Final | Z | 2.0027 | -1.0839 |

N: 892 | p (1-sided) | 0.0226 | 0.8608 |

Events: 337 | ~HR at bound | 0.8039 | 1.1254 |

Month: 48 | Spending | 0.0139 | 0.0344 |

P(Cross) if HR=1 | 0.0250 | 0.2000 | |

P(Cross) if HR=0.7 | 0.9000 | 0.0004 |

There are a few things to note for the above design:

- The futility bounds are advisory only. In particular, the late futility bounds may be ignored since the follow-up for the full time period may merit continuing the trial.
- The efficacy spending function should be carefully considered to ensure the evidence required to cross any bound is likely to justify early stopping with a definitive demonstration of benefit.
- Substantial deviations in event accumulation would not change timing of analyses from their calendar times. This should be considered for acceptability at the time of design.
- The trial may be continued after crossing an efficacy bound for further follow-up as it is unlikely that control patients doing well would cross over to experimental therapy in absence of adverse clinical outcomes.

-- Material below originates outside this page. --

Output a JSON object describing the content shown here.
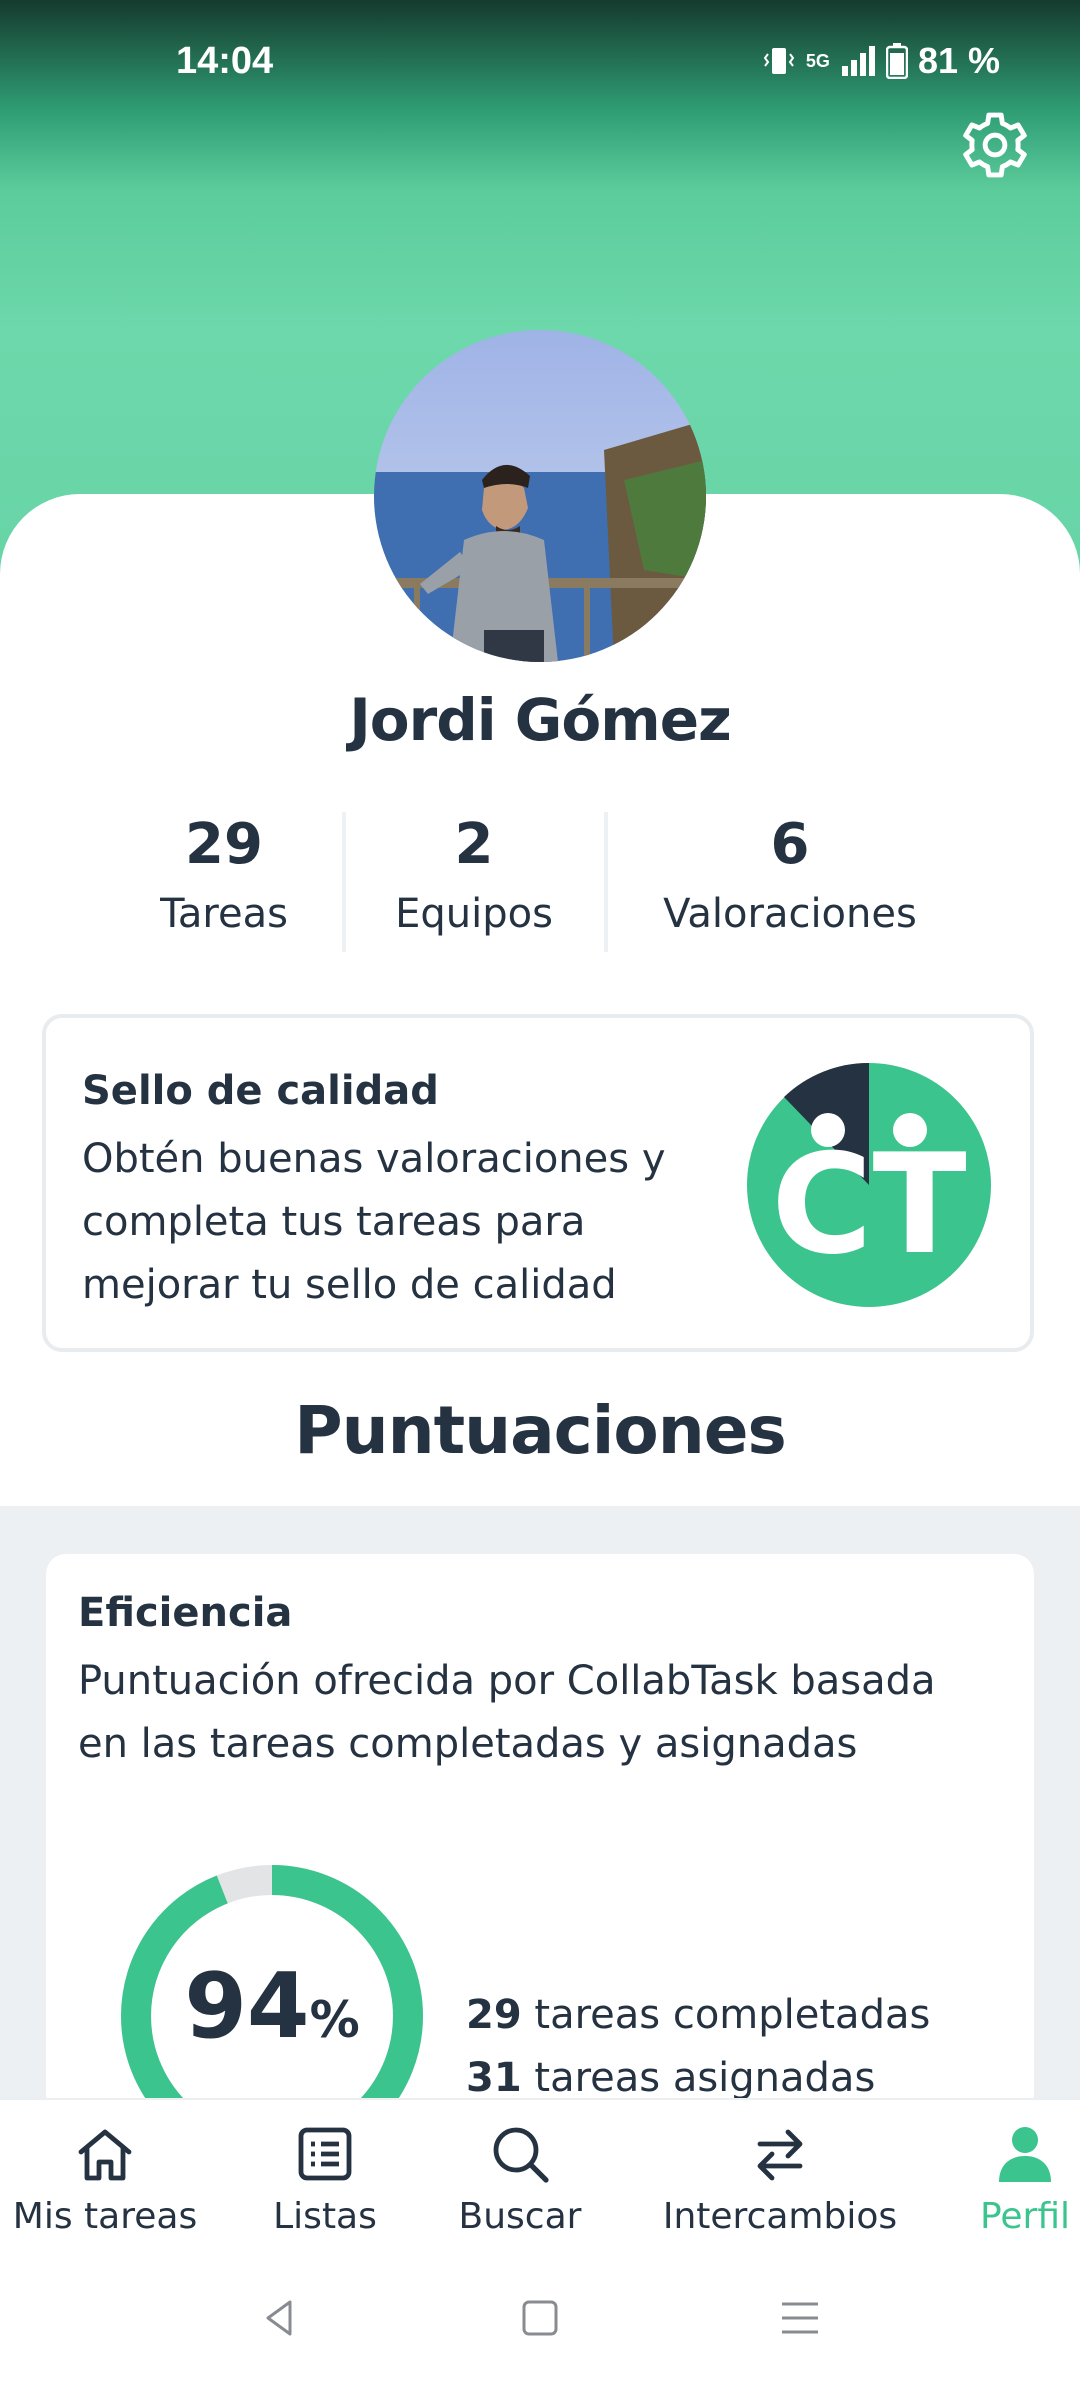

Inference at subsequent analyses using repeated p-values (Jennison and Turnbull (2000)) or sequential p-values (Liu and Anderson (2008)) are well-specified and interpretable as adjusted p-values.

Jennison, Christopher, and Bruce W. Turnbull. 2000. *Group Sequential
Methods with Applications to Clinical Trials*. Boca Raton, FL:
Chapman; Hall/CRC.

Lan, K. K. G., and David L. DeMets. 1989. “Group Sequential
Procedures: Calendar Versus Information Time.” *Statistics in
Medicine* 8: 1191–98.

Liu, Qing, and Keaven M Anderson. 2008. “On Adaptive Extensions of
Group Sequential Trials for Clinical Investigations.” *Journal
of the American Statistical Association* 103 (484): 1621–30.

Rodrigues, Josemar, Vicente G Cancho, Mário de Castro, and Francisco
Louzada-Neto. 2009. “On the Unification of Long-Term Survival
Models.” *Statistics & Probability Letters* 79 (6):
753–59.